Where Aughrim is lost in so many of these things is that the interviewer invariably accepts this notion. But the interviewer should not. The interviewer should instruct the flack to hold it right there, and tell the flack that the creature in question isn’t entitled to “due process, like any other citizen,” because the creature in question isn’t any other citizen.
If the creature in question were any other citizen, we wouldn’t be talking about him or her on Morning Ireland or the Six-One News or whatever. We wouldn’t give a fiddle-dee-dee what was done, by who, to whom. It would be the very least of our concerns.
The reason we’re interested in the actions of public figures is because those public figures have a considerable impact on the life and well-being of the community as a whole, and because of this, public figures must be held to a higher account than private citizens. It’s a necessary stop against corruption, jobbery, cronyism and many other evils, and God knows such a notion never caught on around here at all, at all.
Reader, have you heard that “Caesar’s wife must be above suspicion?” It’s a two-thousand-year-old phrase that sums up the Romans’ attitude to people in public life. That not only must they themselves be models of probity, but those around them must be as well.
Contrast, this, then, with standards in Irish public life. For the past week, the media have been in a tailspin trying to chart who said what, to whom, and when, in regard to Garda whistleblowers and to what extent can we pin them on this.

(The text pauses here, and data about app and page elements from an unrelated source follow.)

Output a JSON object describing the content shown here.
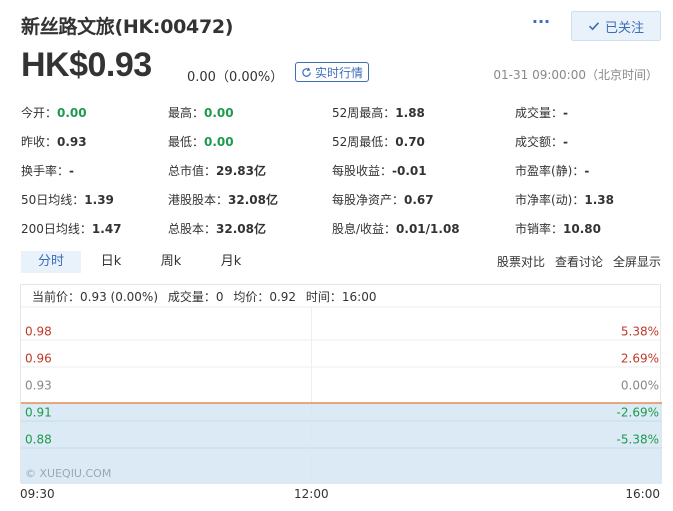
{
  "header": {
    "title": "新丝路文旅(HK:00472)",
    "more_label": "···",
    "follow_label": "已关注"
  },
  "price_bar": {
    "price": "HK$0.93",
    "change": "0.00（0.00%）",
    "realtime_label": "实时行情",
    "datetime": "01-31 09:00:00（北京时间）"
  },
  "quote": {
    "rows": [
      [
        {
          "label": "今开：",
          "value": "0.00",
          "green": true
        },
        {
          "label": "最高：",
          "value": "0.00",
          "green": true
        },
        {
          "label": "52周最高：",
          "value": "1.88"
        },
        {
          "label": "成交量：",
          "value": "-"
        }
      ],
      [
        {
          "label": "昨收：",
          "value": "0.93"
        },
        {
          "label": "最低：",
          "value": "0.00",
          "green": true
        },
        {
          "label": "52周最低：",
          "value": "0.70"
        },
        {
          "label": "成交额：",
          "value": "-"
        }
      ],
      [
        {
          "label": "换手率：",
          "value": "-"
        },
        {
          "label": "总市值：",
          "value": "29.83亿"
        },
        {
          "label": "每股收益：",
          "value": "-0.01"
        },
        {
          "label": "市盈率(静)：",
          "value": "-"
        }
      ],
      [
        {
          "label": "50日均线：",
          "value": "1.39"
        },
        {
          "label": "港股股本：",
          "value": "32.08亿"
        },
        {
          "label": "每股净资产：",
          "value": "0.67"
        },
        {
          "label": "市净率(动)：",
          "value": "1.38"
        }
      ],
      [
        {
          "label": "200日均线：",
          "value": "1.47"
        },
        {
          "label": "总股本：",
          "value": "32.08亿"
        },
        {
          "label": "股息/收益：",
          "value": "0.01/1.08"
        },
        {
          "label": "市销率：",
          "value": "10.80"
        }
      ]
    ]
  },
  "tabs": {
    "period": [
      "分时",
      "日k",
      "周k",
      "月k"
    ],
    "active_index": 0,
    "right_links": [
      "股票对比",
      "查看讨论",
      "全屏显示"
    ]
  },
  "chart_info": {
    "current_price": "当前价：0.93 (0.00%)",
    "volume": "成交量：0",
    "average": "均价：0.92",
    "time": "时间：16:00"
  },
  "colors": {
    "accent": "#3a6fb7",
    "up": "#c0392b",
    "down": "#1d9a4c",
    "flat": "#888888",
    "fill": "#d6e6f4",
    "price_line": "#e07b39"
  },
  "chart_data": {
    "type": "line",
    "watermark": "© XUEQIU.COM",
    "x_labels": [
      "09:30",
      "12:00",
      "16:00"
    ],
    "y_ticks": [
      {
        "value": "0.98",
        "pct": "5.38%",
        "trend": "up"
      },
      {
        "value": "0.96",
        "pct": "2.69%",
        "trend": "up"
      },
      {
        "value": "0.93",
        "pct": "0.00%",
        "trend": "flat"
      },
      {
        "value": "0.91",
        "pct": "-2.69%",
        "trend": "down"
      },
      {
        "value": "0.88",
        "pct": "-5.38%",
        "trend": "down"
      }
    ],
    "prev_close": 0.93,
    "series": [
      {
        "values": [
          0.93,
          0.93
        ]
      }
    ]
  }
}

Because it’s only when pinned down that an Irish public figure will put his or her hands up and admit it’s a fair cop. Otherwise, the tradition is to say nothin’ and tough it out.

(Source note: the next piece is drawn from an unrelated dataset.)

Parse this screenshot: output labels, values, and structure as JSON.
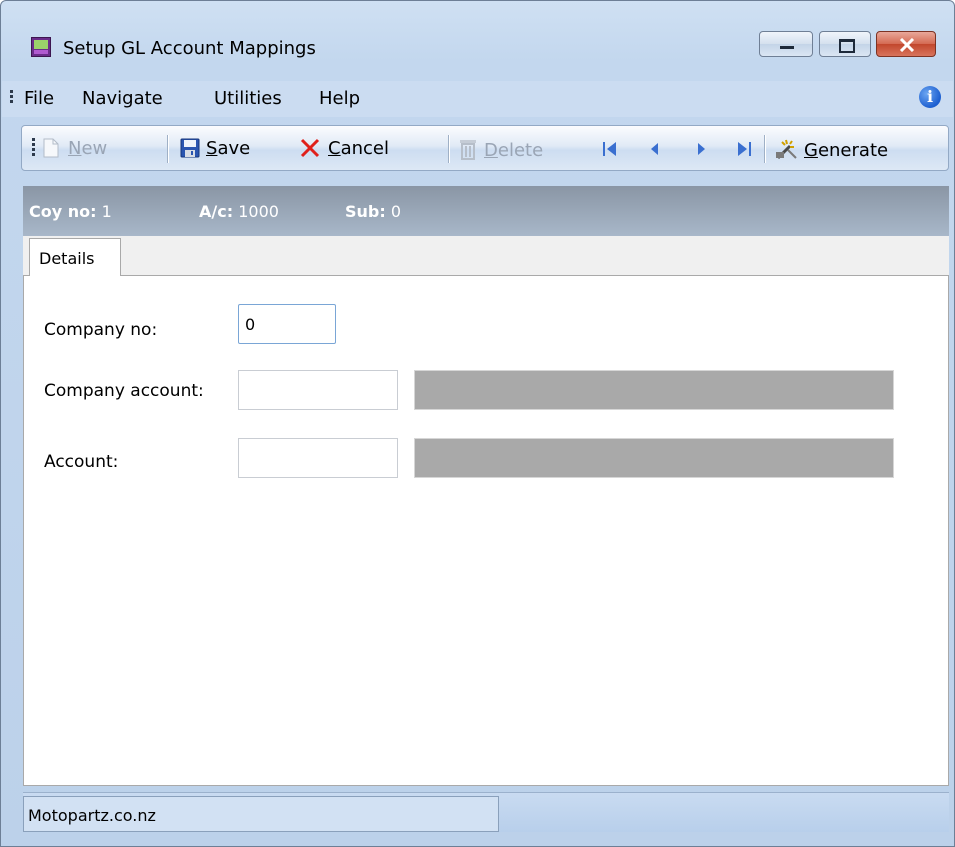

Those sagacious observers, the dogs in the street, couldn’t give an empty tin of Pedigree Chum who said what, to whom, and when. The doggies are convinced of the following facts:

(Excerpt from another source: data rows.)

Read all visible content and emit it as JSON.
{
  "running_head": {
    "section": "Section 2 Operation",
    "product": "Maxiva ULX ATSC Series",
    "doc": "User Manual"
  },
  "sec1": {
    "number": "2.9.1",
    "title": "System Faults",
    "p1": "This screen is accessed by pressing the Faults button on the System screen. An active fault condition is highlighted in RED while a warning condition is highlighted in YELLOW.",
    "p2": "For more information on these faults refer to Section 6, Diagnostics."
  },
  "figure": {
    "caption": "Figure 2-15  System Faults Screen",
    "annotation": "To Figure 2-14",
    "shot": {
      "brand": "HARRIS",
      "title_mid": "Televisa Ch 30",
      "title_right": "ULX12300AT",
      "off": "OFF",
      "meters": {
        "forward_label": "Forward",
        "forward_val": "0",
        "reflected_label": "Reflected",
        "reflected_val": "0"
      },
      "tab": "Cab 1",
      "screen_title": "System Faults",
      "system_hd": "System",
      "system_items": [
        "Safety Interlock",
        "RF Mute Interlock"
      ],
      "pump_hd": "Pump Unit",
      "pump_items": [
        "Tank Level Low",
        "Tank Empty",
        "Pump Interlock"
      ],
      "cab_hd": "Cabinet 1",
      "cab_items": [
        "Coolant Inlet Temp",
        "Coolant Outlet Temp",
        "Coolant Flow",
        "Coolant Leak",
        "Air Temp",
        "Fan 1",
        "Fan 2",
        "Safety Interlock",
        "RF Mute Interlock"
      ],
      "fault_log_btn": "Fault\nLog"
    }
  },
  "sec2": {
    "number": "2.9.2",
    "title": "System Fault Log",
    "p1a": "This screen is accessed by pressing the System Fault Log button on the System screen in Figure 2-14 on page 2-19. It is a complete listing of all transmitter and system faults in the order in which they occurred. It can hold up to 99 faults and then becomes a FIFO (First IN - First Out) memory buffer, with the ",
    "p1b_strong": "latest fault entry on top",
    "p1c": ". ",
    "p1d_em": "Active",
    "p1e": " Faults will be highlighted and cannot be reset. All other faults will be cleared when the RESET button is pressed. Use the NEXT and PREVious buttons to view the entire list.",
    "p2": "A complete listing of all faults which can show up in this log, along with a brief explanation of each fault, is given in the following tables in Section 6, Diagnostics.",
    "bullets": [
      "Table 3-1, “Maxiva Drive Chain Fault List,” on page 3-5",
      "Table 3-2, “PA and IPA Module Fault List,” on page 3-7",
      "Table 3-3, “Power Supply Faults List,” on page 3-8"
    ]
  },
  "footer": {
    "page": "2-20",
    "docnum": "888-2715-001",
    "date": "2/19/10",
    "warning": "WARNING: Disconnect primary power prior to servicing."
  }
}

- Maurice McCabe was ballaragged scandalously, and he was not, is not, nor will he be alone in that.
- The ballaragging didn’t happen by accident either. It’s not what you’d call an Act of God, like.
- The doggies don’t care how much the Garda Commissioner knew or didn’t know about it.
- The Mutt-ocracy do care that the current Garda Commissioner was brought in because of the scandal surrounding her predecessor and, rather than cleaning that up, she’s made it worse. Therefore, these debates about her stepping aside are pointless. She’s got to go. If she won’t resign, fire her and put someone else in charge, and keep firing people and appointing new ones until the screw-ups bloody stop.
- Katherine Zappone made a career from talking about children’s rights. How ironic, then, after a children’s referendum and the setting-up of a Ministry for Children, that the only thing Tusla seem to have done is played a part in a scandalous smear campaign. Goodbye, Katherine. Thanks for nothing.
- Frances Fitzgerald. What are you for, exactly, Frances? You’re for the door, that’s one thing we can settle straight away.
- Enoch Powell, that Wolverhampton wanderer and former UUP MP for South Down, once remarked that all political lives end in failure. Penny for your thoughts, Taoiseach.
As for an election not solving anything, whatever about the doggies, your correspondent is willing to give it a try, just in case it does solve something. Maybe, after the clown cabinet of the past year and the horror-show currently unfolding in the United States, the parties might be in a mood to behave in a vaguely grown-up fashion this time and present their plans like adults speaking to adults, rather than the usual rhetoric of orderlies in a mental home telling those fellows who think they’re Martians that the flying saucer will be here tomorrow to take them all back home.
As for our, the electorate’s, part, let’s all try to stop believing in flying saucers and get real while there’s still a country left to save.